While I’ve done Pilates before, my training did nothing to prepare me for this one-on-one session with Gaetmank, who also works at the Opéra de Paris training its dancers. She is a sought-after trainer, especially with those in the fashion industry (clients include editors, publicists, photographers and designers, like newly appointed Chloé designer, Natacha Ramsay-Levi, who trains with her twice a week).
For starters, we do crunches in ways I never thought possible. Instead of just sitting on a mat and curling up off my shoulders, I’m in a Cadillac trapeze, which kind of looks like a daybed from Fifty Shades of Grey. My feet are strapped in, while my hands push bars and my torso responds with different levers as I try to keep my balance. Then Gaetmank has me do hanging pull-ups, bar V-ups, kick-back hip extensions and more. And you cannot cheat in this class. Prior to the workout, Gaetmank warns me that she’s a very hands-on instructor—literally. She squeezes the muscles that are meant to be working, and if you don’t engage them, prepare to feel her pinch.

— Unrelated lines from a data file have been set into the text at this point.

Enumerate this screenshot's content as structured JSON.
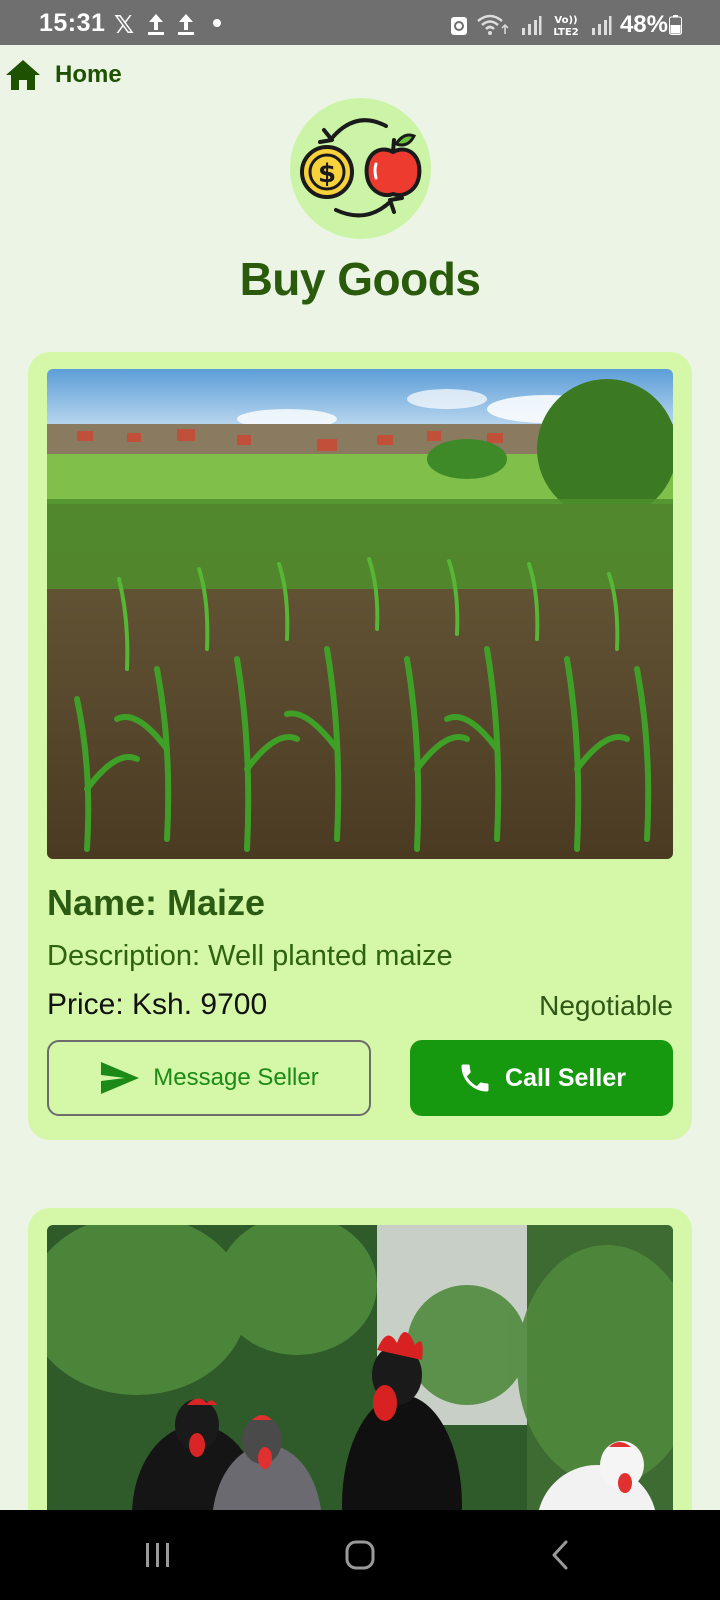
{
  "status_bar": {
    "time": "15:31",
    "x_glyph": "𝕏",
    "battery": "48%",
    "icons": [
      "x-app-icon",
      "upload-icon",
      "upload-icon",
      "notification-dot",
      "recycle-icon",
      "wifi-icon",
      "signal-icon",
      "volte-lte2-icon",
      "signal-icon",
      "battery-icon"
    ]
  },
  "nav": {
    "home_label": "Home",
    "home_icon": "home-icon"
  },
  "header": {
    "title": "Buy Goods",
    "logo_icon": "money-fruit-exchange-icon"
  },
  "listings": [
    {
      "name": "Name: Maize",
      "description": "Description: Well planted maize",
      "price": "Price: Ksh. 9700",
      "negotiable": "Negotiable",
      "message_button": "Message Seller",
      "call_button": "Call Seller",
      "image": "maize-field-photo"
    },
    {
      "image": "chickens-photo"
    }
  ],
  "colors": {
    "background": "#ecf4e6",
    "card": "#d4f8a8",
    "primary_green": "#16980f",
    "dark_green_text": "#2a5a0c"
  },
  "system_nav": [
    "recents-button",
    "home-button",
    "back-button"
  ]
}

An hour passes and there is not a muscle that isn’t worked. Compared to other Pilates classes I’ve taken, this is obviously the most intense. Results? I feel taller and more elegant. It’s like every exercise pushed me to such physical precision (proper form is queen here) that I suddenly understand why dancers move like they do. However, I do not look forward to the stairs afterward.
So, what’s it like to work out like a Parisian? It’s not a walk in the Tuileries. It’s like being a secret spy, with covert directions to find your way to an underground event. It was fun. And hard. But it’s worth every macaron, plate of cheese and pain au chocolat.